The life of a kaichi, the keeper of Altai storytelling traditions
In the Altai there is a legend. If a storyteller carves out a musical instrument from lightning-struck cedar, then it will have a soul of its own. However, to find such a tree in the thick taiga forest, one needs to have a special relationship with the spirits.
Karysh Kergilov set out on a hunting expedition in the Altai Mountains with his disciple. Wandering around the highlands had proven quite fruitless, so they decided to set camp beneath an old cedar tree. When a kettle came to a boil over the fire, Kergilov lifted his eyes up to see that the tree had been split in half from top to bottom by lightning.
“I wasn’t looking for this tree,” he says. “It was the cedar that found me.”
A path to the song
It appears that Altai’s spirits have kept a close eye on Kergilov for his entire life. He was born in a remote Altai village and spent his childhood helping his parents tend livestock. In his free time he read as much as he could.
“Most of all I liked Altai legends,” Kergilov says. “After I read one, I would wander around the mountains, imagining I was the hero of those tales, riding on horseback with a bow and a sword.”
Had it happened a hundred years earlier, Kergilov would have learned about great warriors and their feats not from books, but from a kaichi – a traveling storyteller. In the times when there were no newspapers, no radio, no theaters and no internet, these itinerants would roam around the mountains from one nomadic camp to another, telling highlanders legends called kai.
Every evening shepherds would gather around the fire and listen to kaichi’s stories until late. On the following day the kaichi would continue on his way. With their sonorous throat singing accompanied by a two-string topshur, they were guides to the world of the heroes and spirits of Altai.
However, when the Soviet government took control of the region in the 1920s, kaichi storytellers were repressed along with shamans. With time they became legends themselves, just like the mighty protagonists of their stories.
But the Altai still remembers them. Through collective memories, the legends made their way into books; these books fell into Kergilov’s hands when he was young. Imagining himself the hero of an epic poem, he never expected to become a guide to the world of legends quite so soon.
First, he took to eastern martial arts and a traditional Altai wrestling style called kuresh. Later he mastered various arts and crafts, including woodcarving. It was at this point that Kergilov started making topshurs – folk string instruments native to the region. One of the first instruments he crafted was intended for a friend of his. The friend asked Kergilov to give it a try. He mastered it almost instantly. Then he tried throat singing, a traditional form of performing kai. Again, he was a success.

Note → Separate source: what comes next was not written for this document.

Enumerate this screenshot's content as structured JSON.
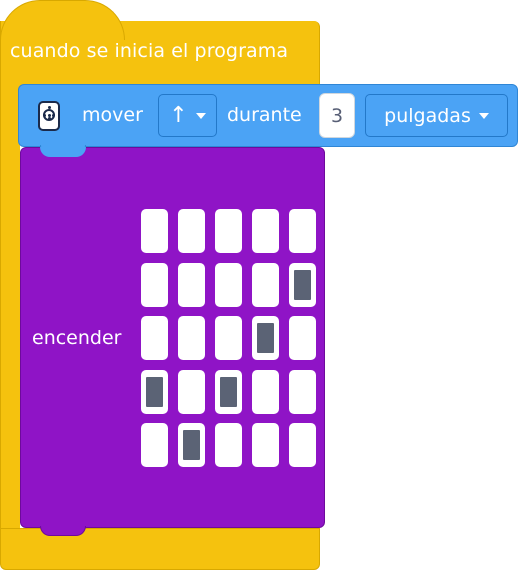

“You know, when I tried singing for the first time, I felt as if my chest had grown wider, as if I had wings sprawling behind my back,” he says.
The storyteller of our times
Just look at the view,” says Kergilov. His cottage in the Chemal region overlooks the turquoise waters of the Katun River.
“I have wanted to live near the Katun all my life,” he says. “There was nothing but mountains in the place where I grew up. Once I climbed one of them and could make out the Katun in the distance. It was like seeing God.”
Kergilov built the house himself and decorated it with his own paintings. In the yard he set up an ail, a traditional Altai hexagonal house. He installed a pull-up bar to keep fit and a carpenter’s bench packed with woodworking equipment to make topshurs.
“My instruments are well-known and I have a year-long queue of customers,” he says. “Most of them are throat singers from Altai, Tuva and Khakassia. However, a couple of my topshurs are in Japan, too. It’s not a very lucrative business. Mostly I do it out of love for the art itself.”
This evening Kergilov is giving a concert. He will make more in two hours than a few days working on a topshur. To entertain his guests, the storyteller will change into a traditional Altai costume and sing a kai. A couple of times he might switch to Russian or even English, but the epic legends will be performed only in Altaian, which is the singer’s mother tongue.
His audience won’t understand a word, but in this case feeling is more important than comprehending the meaning. Those who have heard of the mystical ambiance inherent to the Golden Mountains of Altai will feel it with all their hearts, as they listen to coarse throat singing and the silky sounds of a topshur.
When the concert comes to an end, Kergilov joins tourists for a photo. Finally, he takes off his leather helmet, wipes his brow and sits down by the fire. He stares into it for a long while.
The grandson of a shaman woman, the head of the Kergil clan, a skilled woodcarver, blacksmith, artist, poet, storyteller, hunter and the salt of the Altaian earth – in his stage outfit Kergilov seems to be the embodiment of all the narrators whose voices were once heard by the shepherds’ fires. They are the guides to the world of spirits that still live on here.
Anton Agarkov, special to RBTH. Original